Early Notables of the Epernettie family (pre 1700)

Notable amongst the Clan at this time was John Abernethy (1764-1831), an eminent surgeon, "born in London 3 April 1764, the son of John Abernethy, a London merchant belonging to an Irish family of Scotch extraction, whose father and grandfather, both of the same name, were Irish nonconformist divines, the second in descent especially...
Another 53 words (4 lines of text) are included under the topic Early Epernettie Notables in all our PDF Extended History products and printed products wherever possible.

Ireland Migration of the Epernettie family to Ireland

Some of the Epernettie family moved to Ireland, but this topic is not covered in this excerpt.
Another 47 words (3 lines of text) about their life in Ireland is included in all our PDF Extended History products and printed products wherever possible.

Migration of the Epernettie family

Thousands of Scots left their home country to travel to Ireland or Australia, or to cross the Atlantic for the North American colonies. The difficult crossing was an enormous hurdle, but those who survived found freedom and opportunity in ample measure. Some Scots even fought for their freedom in the American War of Independence. This century, their ancestors have become aware of the illustrious history of the Scots in North America and at home through Clan societies and other organizations. Passenger and immigration lists show many early and influential immigrants bearing the name Epernettie: John Abernathy who settled in Boston Massachusetts in 1767; William and Anne Abernathy settled in San Francisco, Cal. in 1850; Robert Abernethy arrived in Philadelphia, Pennsylvania in 1871..



The Epernettie Motto +

The motto was originally a war cry or slogan. Mottoes first began to be shown with arms in the 14th and 15th centuries, but were not in general use until the 17th century. Thus the oldest coats of arms generally do not include a motto. Mottoes seldom form part of the grant of arms: Under most heraldic authorities, a motto is an optional component of the coat of arms, and can be added to or changed at will; many families have chosen not to display a motto.

Motto: In Christo salus
Motto Translation: Salvation is in Christ.


  1. ^ Lewis, Samuel, A Topographical Dictionary of Scotland. Institute of Historical Research, 1848, Print.
  2. ^ Black, George F., The Surnames of Scotland Their Origin, Meaning and History. New York: New York Public Library, 1946. Print. (ISBN 0-87104-172-3)


Houseofnames.com on Facebook
Shipping
Fastest Delivery Possible

Digital Products on Checkout, all other products filled in 1 business day

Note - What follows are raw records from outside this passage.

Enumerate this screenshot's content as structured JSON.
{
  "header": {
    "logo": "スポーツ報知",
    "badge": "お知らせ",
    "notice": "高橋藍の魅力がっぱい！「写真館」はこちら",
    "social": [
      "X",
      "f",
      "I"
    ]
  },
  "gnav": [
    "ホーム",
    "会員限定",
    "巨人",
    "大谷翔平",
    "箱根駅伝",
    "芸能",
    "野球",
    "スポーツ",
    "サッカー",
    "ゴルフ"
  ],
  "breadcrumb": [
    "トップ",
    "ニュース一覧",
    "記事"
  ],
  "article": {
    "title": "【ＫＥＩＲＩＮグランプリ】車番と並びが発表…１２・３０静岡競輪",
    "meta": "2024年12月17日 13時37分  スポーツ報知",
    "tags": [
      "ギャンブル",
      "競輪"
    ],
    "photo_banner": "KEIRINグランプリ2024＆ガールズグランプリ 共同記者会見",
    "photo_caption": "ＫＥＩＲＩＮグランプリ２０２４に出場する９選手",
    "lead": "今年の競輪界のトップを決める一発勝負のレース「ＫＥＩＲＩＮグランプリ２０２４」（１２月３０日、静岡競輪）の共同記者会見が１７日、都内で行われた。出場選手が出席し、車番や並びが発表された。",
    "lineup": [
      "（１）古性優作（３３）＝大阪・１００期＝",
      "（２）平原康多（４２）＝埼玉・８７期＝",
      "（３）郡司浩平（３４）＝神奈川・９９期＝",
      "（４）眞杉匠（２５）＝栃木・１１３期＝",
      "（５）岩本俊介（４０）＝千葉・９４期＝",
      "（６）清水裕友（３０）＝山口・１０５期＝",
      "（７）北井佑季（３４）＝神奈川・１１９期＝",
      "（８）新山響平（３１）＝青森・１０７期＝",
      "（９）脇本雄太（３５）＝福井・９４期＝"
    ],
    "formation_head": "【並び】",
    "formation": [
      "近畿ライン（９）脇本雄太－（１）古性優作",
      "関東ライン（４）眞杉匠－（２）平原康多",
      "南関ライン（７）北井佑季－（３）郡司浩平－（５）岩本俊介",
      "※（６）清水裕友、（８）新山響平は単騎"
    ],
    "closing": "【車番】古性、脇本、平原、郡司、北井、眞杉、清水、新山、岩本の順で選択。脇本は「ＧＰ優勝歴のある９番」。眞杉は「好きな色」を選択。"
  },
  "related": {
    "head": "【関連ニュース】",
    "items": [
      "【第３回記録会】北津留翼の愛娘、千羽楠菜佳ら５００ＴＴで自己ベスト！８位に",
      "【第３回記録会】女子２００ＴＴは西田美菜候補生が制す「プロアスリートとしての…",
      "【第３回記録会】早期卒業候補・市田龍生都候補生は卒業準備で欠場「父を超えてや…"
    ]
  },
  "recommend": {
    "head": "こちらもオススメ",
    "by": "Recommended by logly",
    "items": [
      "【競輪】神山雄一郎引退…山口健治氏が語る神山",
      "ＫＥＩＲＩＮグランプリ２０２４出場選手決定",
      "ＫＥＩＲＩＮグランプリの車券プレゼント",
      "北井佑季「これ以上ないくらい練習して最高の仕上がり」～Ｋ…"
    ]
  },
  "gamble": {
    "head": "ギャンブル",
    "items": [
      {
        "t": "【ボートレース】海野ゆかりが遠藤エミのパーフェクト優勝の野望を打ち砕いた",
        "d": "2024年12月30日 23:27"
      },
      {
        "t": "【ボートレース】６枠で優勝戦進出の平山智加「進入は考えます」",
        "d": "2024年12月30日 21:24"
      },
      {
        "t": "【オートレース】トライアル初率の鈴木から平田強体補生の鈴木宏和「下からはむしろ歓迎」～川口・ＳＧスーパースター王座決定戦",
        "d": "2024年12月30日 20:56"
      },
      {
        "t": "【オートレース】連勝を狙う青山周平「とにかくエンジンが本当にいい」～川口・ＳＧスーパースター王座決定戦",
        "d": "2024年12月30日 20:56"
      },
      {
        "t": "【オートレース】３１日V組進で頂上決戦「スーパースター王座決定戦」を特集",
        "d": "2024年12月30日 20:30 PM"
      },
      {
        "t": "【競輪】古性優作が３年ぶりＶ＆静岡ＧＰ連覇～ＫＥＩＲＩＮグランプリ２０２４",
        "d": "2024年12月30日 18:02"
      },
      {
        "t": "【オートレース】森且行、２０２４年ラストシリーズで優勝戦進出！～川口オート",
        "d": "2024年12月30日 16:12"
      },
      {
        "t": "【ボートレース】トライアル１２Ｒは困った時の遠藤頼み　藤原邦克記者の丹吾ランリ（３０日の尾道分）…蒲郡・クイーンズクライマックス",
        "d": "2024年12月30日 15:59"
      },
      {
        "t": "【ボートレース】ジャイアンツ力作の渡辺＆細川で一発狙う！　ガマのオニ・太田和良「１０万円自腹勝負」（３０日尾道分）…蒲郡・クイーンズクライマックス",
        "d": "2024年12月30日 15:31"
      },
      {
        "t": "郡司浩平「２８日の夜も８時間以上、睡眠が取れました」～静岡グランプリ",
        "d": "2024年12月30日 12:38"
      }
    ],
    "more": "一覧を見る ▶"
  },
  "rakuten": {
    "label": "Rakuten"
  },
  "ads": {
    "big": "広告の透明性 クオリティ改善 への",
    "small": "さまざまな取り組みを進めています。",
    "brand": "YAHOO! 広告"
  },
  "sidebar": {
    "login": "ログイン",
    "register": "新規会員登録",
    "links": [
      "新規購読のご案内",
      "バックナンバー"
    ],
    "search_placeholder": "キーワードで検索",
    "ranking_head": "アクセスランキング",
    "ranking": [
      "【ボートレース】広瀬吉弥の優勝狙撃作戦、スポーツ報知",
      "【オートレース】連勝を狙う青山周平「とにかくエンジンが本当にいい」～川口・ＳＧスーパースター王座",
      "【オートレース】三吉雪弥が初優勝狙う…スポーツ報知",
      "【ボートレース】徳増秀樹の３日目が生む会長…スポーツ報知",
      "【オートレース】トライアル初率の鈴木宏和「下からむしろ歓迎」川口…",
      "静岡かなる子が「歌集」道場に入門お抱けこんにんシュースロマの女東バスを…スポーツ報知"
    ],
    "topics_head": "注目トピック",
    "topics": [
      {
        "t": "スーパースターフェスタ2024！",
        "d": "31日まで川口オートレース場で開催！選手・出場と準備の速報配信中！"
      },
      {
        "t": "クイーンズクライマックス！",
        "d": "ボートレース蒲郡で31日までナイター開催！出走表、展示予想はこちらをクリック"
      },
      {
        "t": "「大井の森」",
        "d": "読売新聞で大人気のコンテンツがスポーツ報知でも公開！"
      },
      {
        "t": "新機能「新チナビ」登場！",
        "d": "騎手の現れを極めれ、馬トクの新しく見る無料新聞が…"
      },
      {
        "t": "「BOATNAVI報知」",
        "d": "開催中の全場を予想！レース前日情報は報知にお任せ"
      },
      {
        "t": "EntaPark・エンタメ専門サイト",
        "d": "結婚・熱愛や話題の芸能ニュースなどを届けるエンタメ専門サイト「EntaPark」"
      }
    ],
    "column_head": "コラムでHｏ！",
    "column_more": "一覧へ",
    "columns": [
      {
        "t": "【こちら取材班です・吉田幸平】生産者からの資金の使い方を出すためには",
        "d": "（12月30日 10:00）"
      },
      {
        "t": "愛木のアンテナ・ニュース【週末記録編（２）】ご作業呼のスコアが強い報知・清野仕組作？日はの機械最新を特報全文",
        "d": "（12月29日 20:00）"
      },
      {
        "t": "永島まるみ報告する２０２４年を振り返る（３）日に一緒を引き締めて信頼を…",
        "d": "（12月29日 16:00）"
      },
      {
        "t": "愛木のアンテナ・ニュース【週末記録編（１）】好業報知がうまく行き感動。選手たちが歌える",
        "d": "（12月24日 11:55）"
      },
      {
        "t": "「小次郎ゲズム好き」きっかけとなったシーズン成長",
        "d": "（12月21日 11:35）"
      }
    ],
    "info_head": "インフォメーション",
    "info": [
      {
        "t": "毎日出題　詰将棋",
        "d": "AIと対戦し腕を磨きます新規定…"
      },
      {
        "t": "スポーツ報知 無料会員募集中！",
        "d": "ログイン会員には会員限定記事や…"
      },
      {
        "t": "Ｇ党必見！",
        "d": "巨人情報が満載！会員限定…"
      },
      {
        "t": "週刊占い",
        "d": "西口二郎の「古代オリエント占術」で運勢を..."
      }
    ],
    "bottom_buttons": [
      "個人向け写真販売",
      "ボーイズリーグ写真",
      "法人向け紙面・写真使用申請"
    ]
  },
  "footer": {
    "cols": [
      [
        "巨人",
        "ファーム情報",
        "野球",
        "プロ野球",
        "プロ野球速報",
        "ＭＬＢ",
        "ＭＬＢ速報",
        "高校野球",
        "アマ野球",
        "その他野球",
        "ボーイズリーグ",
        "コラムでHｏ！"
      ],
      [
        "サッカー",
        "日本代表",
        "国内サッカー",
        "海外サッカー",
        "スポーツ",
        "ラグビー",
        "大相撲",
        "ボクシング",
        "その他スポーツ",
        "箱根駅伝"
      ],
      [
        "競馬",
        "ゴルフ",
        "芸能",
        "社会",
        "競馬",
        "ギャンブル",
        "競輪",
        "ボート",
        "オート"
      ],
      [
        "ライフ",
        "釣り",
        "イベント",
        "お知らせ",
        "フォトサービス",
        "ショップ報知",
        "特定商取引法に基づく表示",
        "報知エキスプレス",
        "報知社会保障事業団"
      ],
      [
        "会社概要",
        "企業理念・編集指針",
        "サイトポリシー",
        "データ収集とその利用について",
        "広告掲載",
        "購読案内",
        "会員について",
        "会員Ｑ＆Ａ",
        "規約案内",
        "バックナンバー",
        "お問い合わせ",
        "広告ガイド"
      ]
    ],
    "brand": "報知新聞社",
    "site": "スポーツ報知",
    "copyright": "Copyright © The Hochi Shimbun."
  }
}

Money Back
Money Back Guarantee

Yes, all products 100% Guaranteed

Support
BBB A+ Rating

The Best Rating possible

Payment
Secure Online Payment

Entire site uses SSL / Secure Certificate